Neil Tambe

Husband, Father, Citizen, Professional.

I'm a Detroiter who happens to enjoy writing, national parks, orange juice, the performing arts, and fanciful socks. More than anything though, I aspire to be a good husband, father, and citizen.

Reimagining Business School Rankings

From what I can tell, rankings are hugely important to the staff and administration of business schools. Rankings, after all, are what prospective students often use to judge the quality of a business school and the value of the $100k+ they spend to complete their graduate education. The one part of business school rankings that aren't really talked about - which I'd argue is the most important - is the methodology of the rankings. Looking at the methodologies is important because different people value different things about business school, so the ranking is only valuable if you value the same things as the people who created the rankings.

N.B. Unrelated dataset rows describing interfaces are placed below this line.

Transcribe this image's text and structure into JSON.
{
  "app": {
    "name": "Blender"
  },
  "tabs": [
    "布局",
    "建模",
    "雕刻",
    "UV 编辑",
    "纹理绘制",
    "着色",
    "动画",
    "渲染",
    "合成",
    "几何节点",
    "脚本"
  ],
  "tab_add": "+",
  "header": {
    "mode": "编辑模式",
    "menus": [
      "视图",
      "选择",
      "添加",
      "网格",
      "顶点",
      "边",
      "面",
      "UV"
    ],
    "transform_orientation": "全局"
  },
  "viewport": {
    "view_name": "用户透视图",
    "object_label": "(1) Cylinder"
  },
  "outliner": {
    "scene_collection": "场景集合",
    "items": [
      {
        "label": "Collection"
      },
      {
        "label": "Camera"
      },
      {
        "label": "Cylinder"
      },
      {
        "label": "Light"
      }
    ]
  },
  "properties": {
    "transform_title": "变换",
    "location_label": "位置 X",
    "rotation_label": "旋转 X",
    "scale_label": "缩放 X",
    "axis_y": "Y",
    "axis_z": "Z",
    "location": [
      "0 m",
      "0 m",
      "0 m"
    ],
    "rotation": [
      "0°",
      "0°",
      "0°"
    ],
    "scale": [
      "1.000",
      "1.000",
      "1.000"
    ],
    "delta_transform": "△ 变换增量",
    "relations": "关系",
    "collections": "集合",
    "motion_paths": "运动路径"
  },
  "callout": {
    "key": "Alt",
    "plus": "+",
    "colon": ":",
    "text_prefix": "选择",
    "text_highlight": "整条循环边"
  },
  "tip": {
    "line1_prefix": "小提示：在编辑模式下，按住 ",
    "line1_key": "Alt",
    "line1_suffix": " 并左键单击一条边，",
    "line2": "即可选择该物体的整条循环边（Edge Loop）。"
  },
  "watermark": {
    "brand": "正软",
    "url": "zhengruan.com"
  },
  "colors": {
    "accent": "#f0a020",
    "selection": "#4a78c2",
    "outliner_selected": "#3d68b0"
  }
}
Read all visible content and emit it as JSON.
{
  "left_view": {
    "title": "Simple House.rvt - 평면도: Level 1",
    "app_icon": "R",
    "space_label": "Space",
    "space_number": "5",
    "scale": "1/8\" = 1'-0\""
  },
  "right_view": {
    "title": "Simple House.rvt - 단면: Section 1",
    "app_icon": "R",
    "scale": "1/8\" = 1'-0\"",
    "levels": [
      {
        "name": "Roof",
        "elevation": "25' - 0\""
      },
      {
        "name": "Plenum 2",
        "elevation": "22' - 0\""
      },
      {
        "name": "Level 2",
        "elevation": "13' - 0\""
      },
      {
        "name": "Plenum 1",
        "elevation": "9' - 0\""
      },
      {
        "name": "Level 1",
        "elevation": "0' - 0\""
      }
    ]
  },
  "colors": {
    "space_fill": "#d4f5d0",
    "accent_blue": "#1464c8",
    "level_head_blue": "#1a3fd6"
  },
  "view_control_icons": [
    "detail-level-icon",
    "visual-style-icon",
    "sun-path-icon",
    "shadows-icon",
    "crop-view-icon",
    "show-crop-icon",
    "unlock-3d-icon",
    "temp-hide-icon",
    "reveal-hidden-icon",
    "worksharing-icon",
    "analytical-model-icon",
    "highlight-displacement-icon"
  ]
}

It's funny that there's little discourse about the formulas for the rankings, no? In fact, I suspect that people talk considerably more about the College Football Bowl Championship Series methodology than they do about the methodology of business school rankings.

After looking into the rankings' methodologies, here are some of the criteria I found. Each ranking uses different combinations of criteria, of course:

  • Salary of the graduate's job 3-5 years after graduation
  • What recruiters think about the school
  • What other business school faculty think about the school
  • What students think about the school
  • Rates of faculty publishing in major journals
  • Rates of graduates being placed into jobs after they graduate
  • GMAT / GRE / GPAs of incoming students
  • Diversity of the class
  • Quality of alumni network

For more details, here are the links to the methodologies of various rankings: The Economist, US News, Financial Times, Forbes, Businessweek

What I propose is that there are other metrics that matter, that could better demonstrate the quality of the school and give a flavor of the priorities of that school's administration. Here are some measures I'd be curious about...ones that I'd consider measuring if I were making the ranking:

  • Percentage of students who go to jail (this is what sparked the idea for this blog post, I was talking with two classmates about this)
  • Percentage of students who become c-level executives
  • Number of VC dollars raised per student, number of startups launched per student
  • Number of students who are single at some point during their studies who end up marrying classmates or alums
  • Percentage of graduates who feel happy / fulfilled in their work 5 and 10 years after graduation
  • Percentage of graduates who enter non-profit or public service careers for a period of time within 5 years of graduation
  • Effectiveness of graduates as rated by their peers and/or subordinates at work

To assess whether a business school is doing a good job preparing its graduates for business careers, we ought to have a broader set of measures. I wonder what the rankings would looked like if we prioritized holistic measures in addition to or in lieu of what the rankings currently measure.